▶ WHAT YOU SHOULD DO:
Set down each line of the data exactly, but not the pictures.

---------- MATERIAL PROVIDED

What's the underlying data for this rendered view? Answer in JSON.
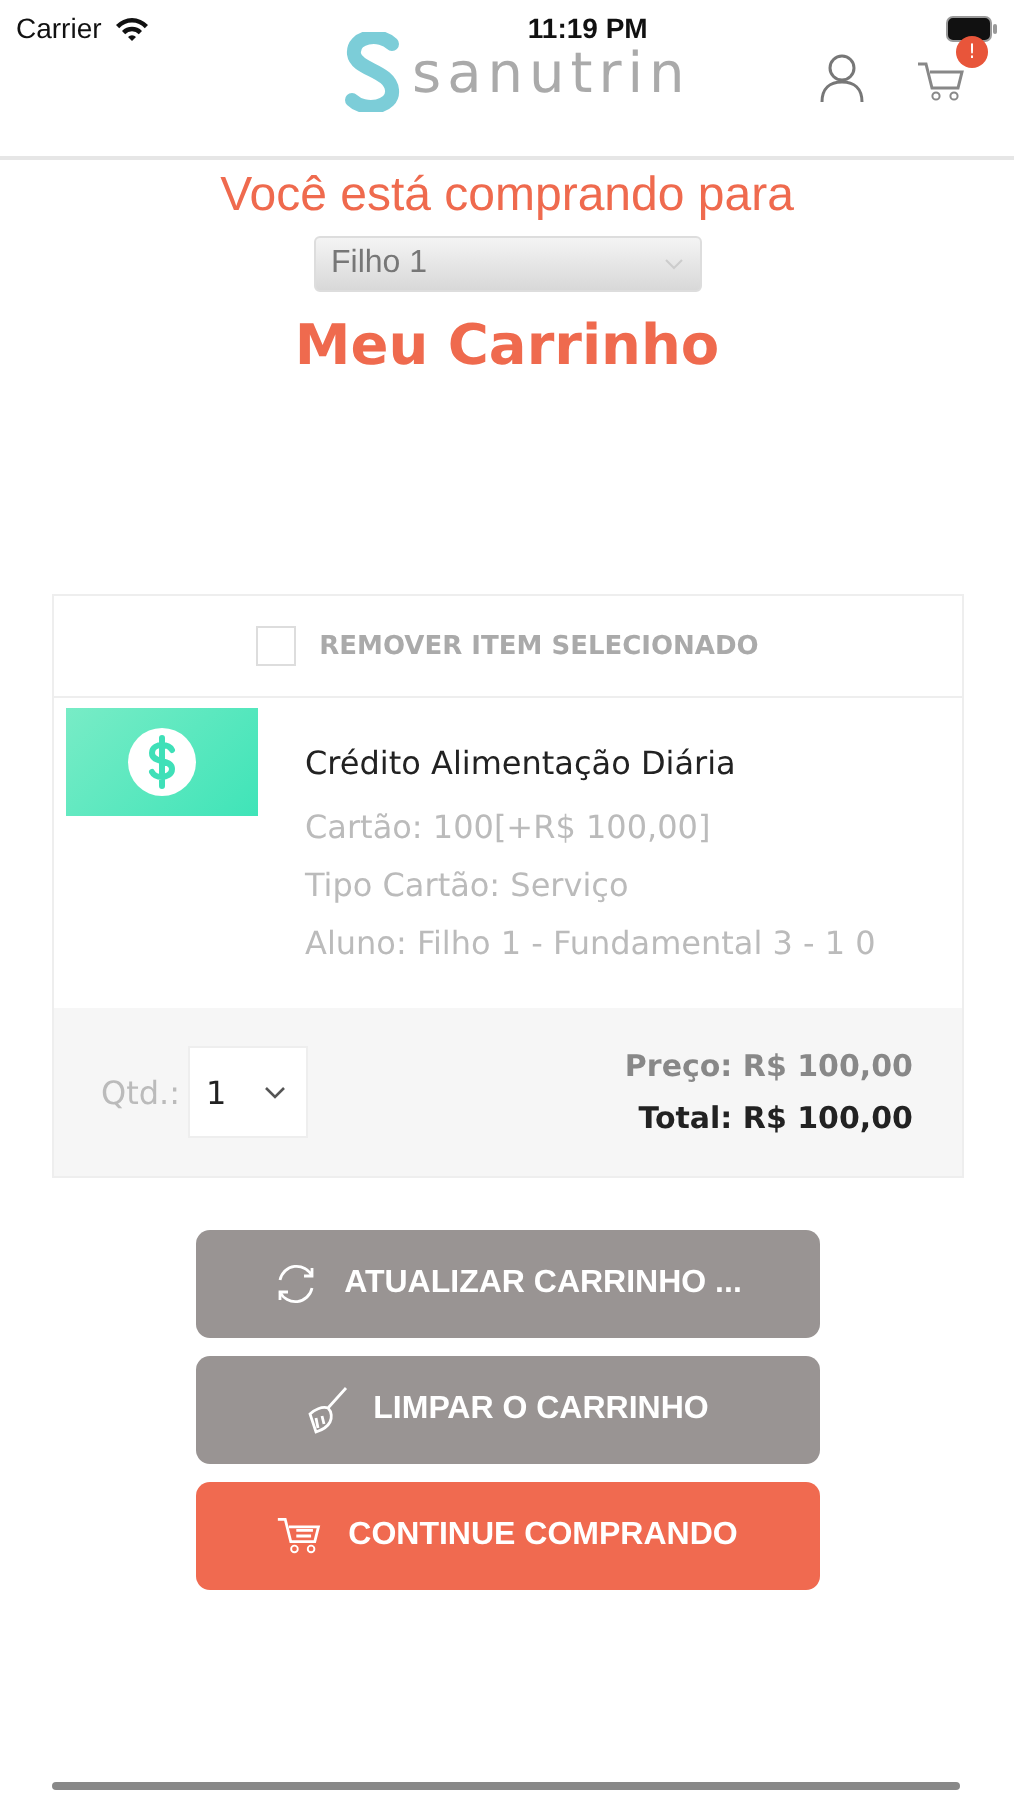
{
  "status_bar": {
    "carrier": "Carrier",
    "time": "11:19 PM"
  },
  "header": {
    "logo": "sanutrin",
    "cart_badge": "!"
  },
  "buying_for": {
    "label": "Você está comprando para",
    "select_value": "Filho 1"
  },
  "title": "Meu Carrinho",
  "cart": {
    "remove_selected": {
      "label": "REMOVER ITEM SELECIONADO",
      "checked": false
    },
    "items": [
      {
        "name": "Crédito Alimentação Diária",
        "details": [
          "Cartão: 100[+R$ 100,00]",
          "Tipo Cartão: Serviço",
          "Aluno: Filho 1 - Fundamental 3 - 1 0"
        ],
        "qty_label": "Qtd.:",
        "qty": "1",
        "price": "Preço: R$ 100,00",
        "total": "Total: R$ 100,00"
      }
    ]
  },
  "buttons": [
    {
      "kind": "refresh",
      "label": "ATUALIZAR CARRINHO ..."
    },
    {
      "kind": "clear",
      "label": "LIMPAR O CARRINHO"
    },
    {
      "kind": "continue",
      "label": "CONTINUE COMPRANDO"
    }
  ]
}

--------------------

▶ TASK OUTPUT:
What's the underlying data for this rendered view? Answer in JSON.
{
  "status_bar": {
    "carrier": "Carrier",
    "time": "11:19 PM"
  },
  "header": {
    "logo": "sanutrin",
    "cart_badge": "!"
  },
  "buying_for": {
    "label": "Você está comprando para",
    "select_value": "Filho 1"
  },
  "title": "Meu Carrinho",
  "cart": {
    "remove_selected": {
      "label": "REMOVER ITEM SELECIONADO",
      "checked": false
    },
    "items": [
      {
        "name": "Crédito Alimentação Diária",
        "details": [
          "Cartão: 100[+R$ 100,00]",
          "Tipo Cartão: Serviço",
          "Aluno: Filho 1 - Fundamental 3 - 1 0"
        ],
        "qty_label": "Qtd.:",
        "qty": "1",
        "price": "Preço: R$ 100,00",
        "total": "Total: R$ 100,00"
      }
    ]
  },
  "buttons": [
    {
      "kind": "refresh",
      "label": "ATUALIZAR CARRINHO ..."
    },
    {
      "kind": "clear",
      "label": "LIMPAR O CARRINHO"
    },
    {
      "kind": "continue",
      "label": "CONTINUE COMPRANDO"
    }
  ]
}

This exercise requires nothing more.